We have a little box of autumnal items we save and put out every year. Hal really enjoyed taking out things we’d made or found in previous years and remembering how we came to have them.
George needs a stool (kid chair) to reach the shelf, but for the first time Hal is tall enough to reach it easily. It’s hard to believe how quickly he’s growing and how tall he’s gotten over the summer.
The boys are really into Minecraft (in the rainy months, unschoolers tend to get together a lot to play Minecraft. It’s a fantastic learning tool and inspires so much creativity). Hal found the Nature Table a perfect playground for his teeny Minecraft toys.

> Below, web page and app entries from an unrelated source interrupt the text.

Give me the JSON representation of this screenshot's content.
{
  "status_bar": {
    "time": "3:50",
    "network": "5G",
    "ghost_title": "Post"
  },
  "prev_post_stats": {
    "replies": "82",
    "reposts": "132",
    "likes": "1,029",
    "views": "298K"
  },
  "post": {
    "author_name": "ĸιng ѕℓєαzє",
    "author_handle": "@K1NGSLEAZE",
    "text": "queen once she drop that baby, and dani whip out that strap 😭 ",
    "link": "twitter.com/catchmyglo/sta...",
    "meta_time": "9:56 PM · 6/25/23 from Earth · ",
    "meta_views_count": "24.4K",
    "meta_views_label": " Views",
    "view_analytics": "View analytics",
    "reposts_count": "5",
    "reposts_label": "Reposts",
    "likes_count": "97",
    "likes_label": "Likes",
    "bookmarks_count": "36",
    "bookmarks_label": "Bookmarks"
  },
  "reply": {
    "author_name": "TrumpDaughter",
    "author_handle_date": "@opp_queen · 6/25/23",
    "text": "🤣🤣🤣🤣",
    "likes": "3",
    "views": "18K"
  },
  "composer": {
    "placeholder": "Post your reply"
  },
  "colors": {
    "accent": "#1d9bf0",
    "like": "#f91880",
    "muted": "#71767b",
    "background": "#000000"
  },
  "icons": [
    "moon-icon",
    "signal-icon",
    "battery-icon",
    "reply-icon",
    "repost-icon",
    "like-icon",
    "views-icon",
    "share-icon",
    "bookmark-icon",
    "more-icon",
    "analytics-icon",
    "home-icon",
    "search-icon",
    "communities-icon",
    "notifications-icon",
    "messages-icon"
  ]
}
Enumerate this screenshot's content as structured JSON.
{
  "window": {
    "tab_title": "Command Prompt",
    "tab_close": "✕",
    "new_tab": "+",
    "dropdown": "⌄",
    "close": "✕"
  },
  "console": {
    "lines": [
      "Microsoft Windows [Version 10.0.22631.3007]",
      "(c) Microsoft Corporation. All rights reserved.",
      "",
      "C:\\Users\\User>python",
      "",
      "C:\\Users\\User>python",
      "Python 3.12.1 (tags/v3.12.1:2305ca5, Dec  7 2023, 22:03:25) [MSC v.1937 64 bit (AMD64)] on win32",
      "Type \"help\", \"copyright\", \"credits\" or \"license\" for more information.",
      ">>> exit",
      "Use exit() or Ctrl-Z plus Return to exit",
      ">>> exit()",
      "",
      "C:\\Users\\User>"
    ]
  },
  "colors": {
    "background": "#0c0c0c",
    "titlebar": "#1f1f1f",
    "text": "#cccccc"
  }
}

I love that the Nature Table is such a multi-purpose educational tool – it’s a way to talk about and examine nature close-up, with the hands and the eyes. It is a starting point for research on natural history, ecology, botany, geology. The Nature Table is constantly shifting in contents as the seasons change, so it helps us mark the rhythm of the year and engages the kids in studies of the seasons – their library book selections are often inspired by items on the nature table and the season represented therein. Perhaps most importantly, the Nature Table sparks creative play, storytelling, games, and make believe driven by the children’s imaginations.